Mentions: If the sum of consumer and producer surplus is used as a partial measure of social welfare, it becomes evident that all of the socio-environmental scenarios impose a higher social cost than the LC scenario. Yet, it is the ECO scenario that once again imposes the greatest costs; the ECO scenario shows a significantly greater decline in welfare from 2015 onwards than the LC, NIMBY, or DREAD scenarios (Figure 7). However, this measure of social welfare is perhaps not the best way to envision social welfare in these types of scenarios. The constraints in these scenarios are meant to represent social sensitivities and preferences, so there should be some social benefits gained by responding to these preferences. Consumer and producer surplus, a traditional measure of welfare (which theorises decreasing social welfare with increasing demand reduction, etc.), may not be as applicable in a possible future where people choose to reduce demand and remake the energy system in response to concerns and sensitivities.
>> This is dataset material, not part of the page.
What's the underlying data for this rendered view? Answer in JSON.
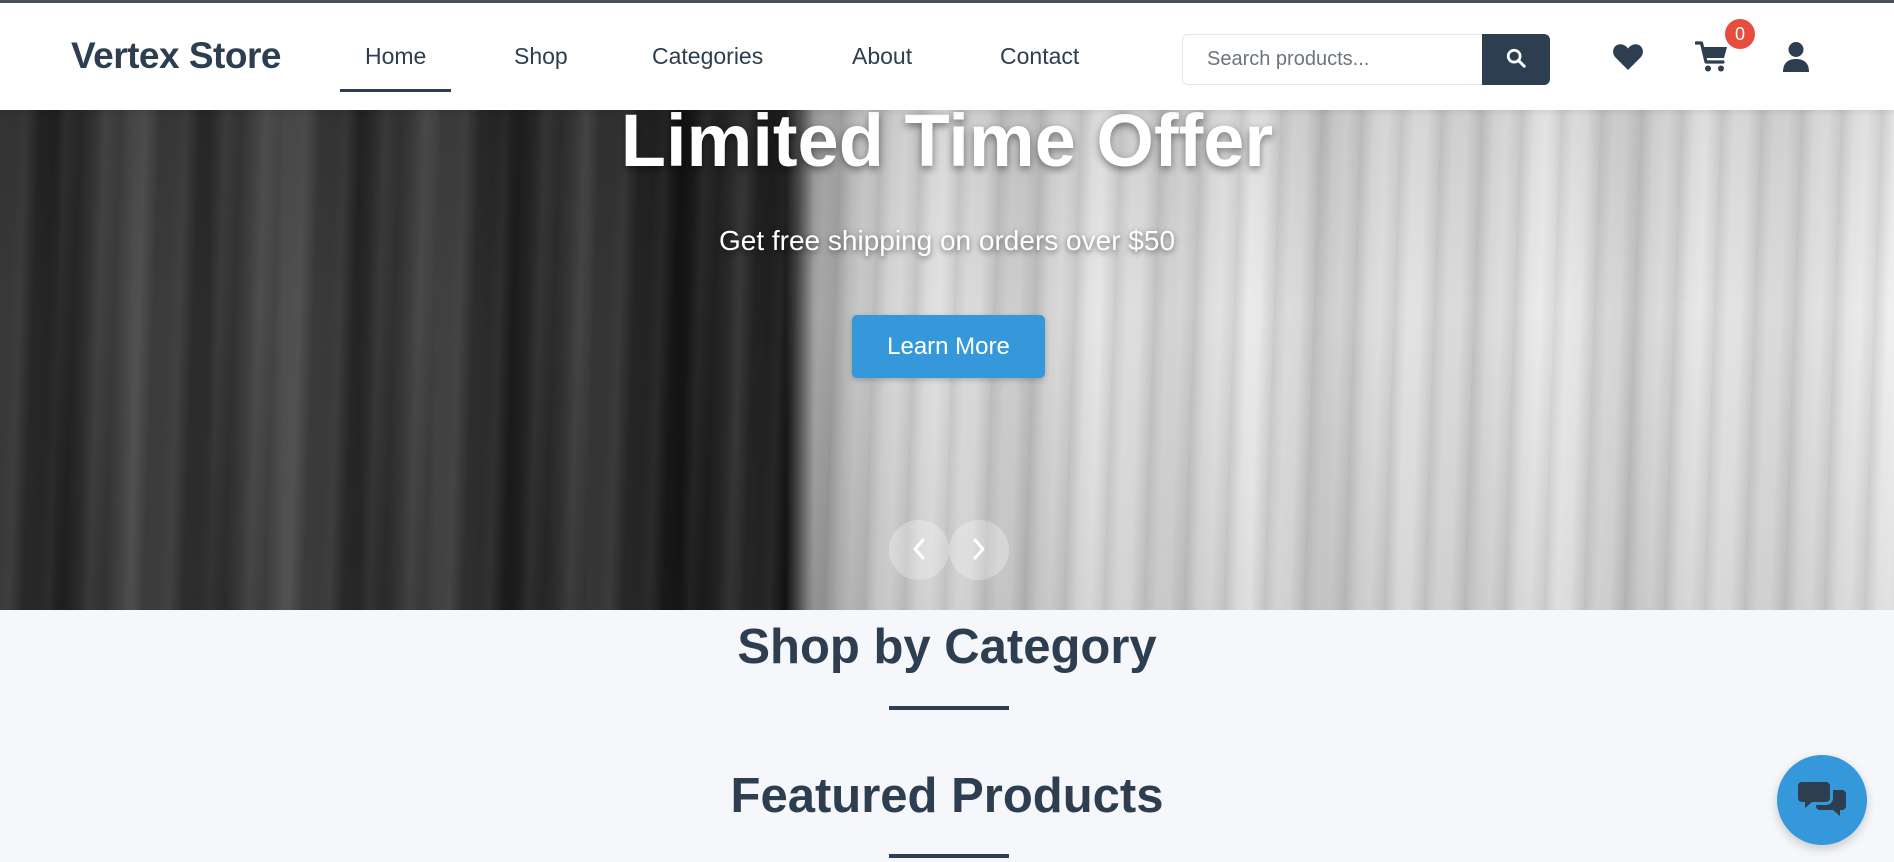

Bottom Line: However, the role of the public's socio-environmental sensitivities to low carbon energy technologies and their responses to energy deployments does not receive much serious attention in planning decarbonisation pathways to 2050.The scenarios represent risk aversion (DREAD) which avoids deployment of potentially unsafe large-scale technology, local protectionism (NIMBY) that constrains systems to their existing spatial footprint, and environmental awareness (ECO) where protection of natural resources is paramount.Very different solutions for all three sets of constraints are identified; some seem slightly implausible (DREAD) and all show increased cost (especially in ECO).

View Article: PubMed Central - PubMed

Affiliation: Institute for Energy Systems, School of Engineering, University of Edinburgh, King's Buildings, Edinburgh EH9 3JL, UK.

ABSTRACT
Low carbon energy technologies are not deployed in a social vacuum; there are a variety of complex ways in which people understand and engage with these technologies and the changing energy system overall. However, the role of the public's socio-environmental sensitivities to low carbon energy technologies and their responses to energy deployments does not receive much serious attention in planning decarbonisation pathways to 2050. Resistance to certain resources and technologies based on particular socio-environmental sensitivities would alter the portfolio of options available which could shape how the energy system achieves decarbonisation (the decarbonisation pathway) as well as affecting the cost and achievability of decarbonisation. Thus, this paper presents a series of three modelled scenarios which illustrate the way that a variety of socio-environmental sensitivities could impact the development of the energy system and the decarbonisation pathway. The scenarios represent risk aversion (DREAD) which avoids deployment of potentially unsafe large-scale technology, local protectionism (NIMBY) that constrains systems to their existing spatial footprint, and environmental awareness (ECO) where protection of natural resources is paramount. Very different solutions for all three sets of constraints are identified; some seem slightly implausible (DREAD) and all show increased cost (especially in ECO).

Show MeSH